Prompt> Where an image appears in the data, omit it and reproduce the rest exactly.
━━━ Input records ━━━
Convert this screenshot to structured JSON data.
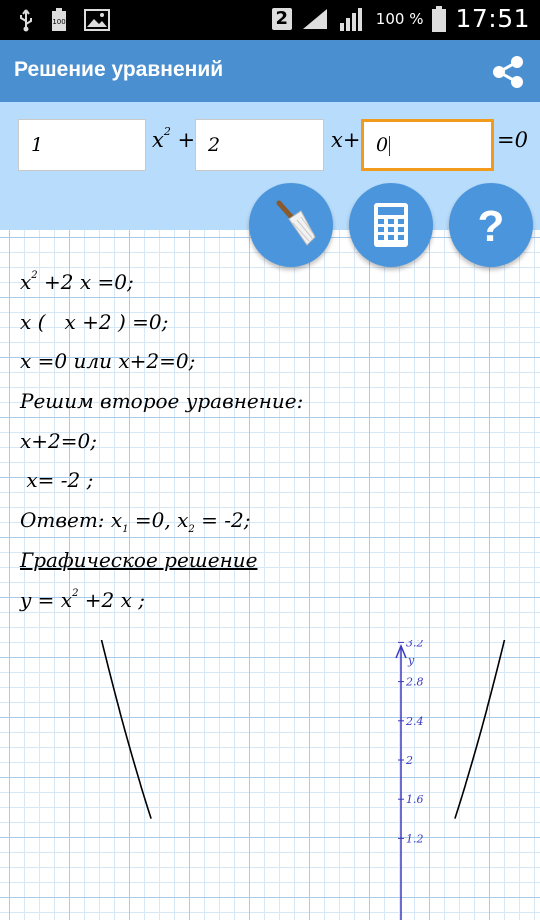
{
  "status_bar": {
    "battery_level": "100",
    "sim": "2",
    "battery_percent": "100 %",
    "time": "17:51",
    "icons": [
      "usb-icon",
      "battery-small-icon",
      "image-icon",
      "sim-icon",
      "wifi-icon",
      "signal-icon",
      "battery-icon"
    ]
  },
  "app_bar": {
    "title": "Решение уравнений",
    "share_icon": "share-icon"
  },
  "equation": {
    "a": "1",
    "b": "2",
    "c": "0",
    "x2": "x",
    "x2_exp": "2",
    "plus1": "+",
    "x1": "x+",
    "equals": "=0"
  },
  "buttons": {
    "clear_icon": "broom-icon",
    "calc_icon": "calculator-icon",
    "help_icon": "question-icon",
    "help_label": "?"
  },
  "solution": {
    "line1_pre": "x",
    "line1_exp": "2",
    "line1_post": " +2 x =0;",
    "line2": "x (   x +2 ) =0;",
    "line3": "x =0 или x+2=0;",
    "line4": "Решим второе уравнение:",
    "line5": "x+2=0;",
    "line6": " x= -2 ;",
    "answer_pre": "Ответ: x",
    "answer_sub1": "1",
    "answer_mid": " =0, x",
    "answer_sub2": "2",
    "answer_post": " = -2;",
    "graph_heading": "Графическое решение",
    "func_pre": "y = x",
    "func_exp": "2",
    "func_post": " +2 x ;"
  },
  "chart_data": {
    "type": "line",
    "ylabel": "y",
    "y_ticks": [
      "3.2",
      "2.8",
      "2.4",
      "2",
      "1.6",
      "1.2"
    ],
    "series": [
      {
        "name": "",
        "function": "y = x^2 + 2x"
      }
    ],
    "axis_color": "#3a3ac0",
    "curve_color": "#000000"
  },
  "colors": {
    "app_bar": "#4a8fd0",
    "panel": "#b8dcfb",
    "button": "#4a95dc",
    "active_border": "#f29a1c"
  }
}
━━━
Written solution>
Convert this screenshot to structured JSON data.
{
  "status_bar": {
    "battery_level": "100",
    "sim": "2",
    "battery_percent": "100 %",
    "time": "17:51",
    "icons": [
      "usb-icon",
      "battery-small-icon",
      "image-icon",
      "sim-icon",
      "wifi-icon",
      "signal-icon",
      "battery-icon"
    ]
  },
  "app_bar": {
    "title": "Решение уравнений",
    "share_icon": "share-icon"
  },
  "equation": {
    "a": "1",
    "b": "2",
    "c": "0",
    "x2": "x",
    "x2_exp": "2",
    "plus1": "+",
    "x1": "x+",
    "equals": "=0"
  },
  "buttons": {
    "clear_icon": "broom-icon",
    "calc_icon": "calculator-icon",
    "help_icon": "question-icon",
    "help_label": "?"
  },
  "solution": {
    "line1_pre": "x",
    "line1_exp": "2",
    "line1_post": " +2 x =0;",
    "line2": "x (   x +2 ) =0;",
    "line3": "x =0 или x+2=0;",
    "line4": "Решим второе уравнение:",
    "line5": "x+2=0;",
    "line6": " x= -2 ;",
    "answer_pre": "Ответ: x",
    "answer_sub1": "1",
    "answer_mid": " =0, x",
    "answer_sub2": "2",
    "answer_post": " = -2;",
    "graph_heading": "Графическое решение",
    "func_pre": "y = x",
    "func_exp": "2",
    "func_post": " +2 x ;"
  },
  "chart_data": {
    "type": "line",
    "ylabel": "y",
    "y_ticks": [
      "3.2",
      "2.8",
      "2.4",
      "2",
      "1.6",
      "1.2"
    ],
    "series": [
      {
        "name": "",
        "function": "y = x^2 + 2x"
      }
    ],
    "axis_color": "#3a3ac0",
    "curve_color": "#000000"
  },
  "colors": {
    "app_bar": "#4a8fd0",
    "panel": "#b8dcfb",
    "button": "#4a95dc",
    "active_border": "#f29a1c"
  }
}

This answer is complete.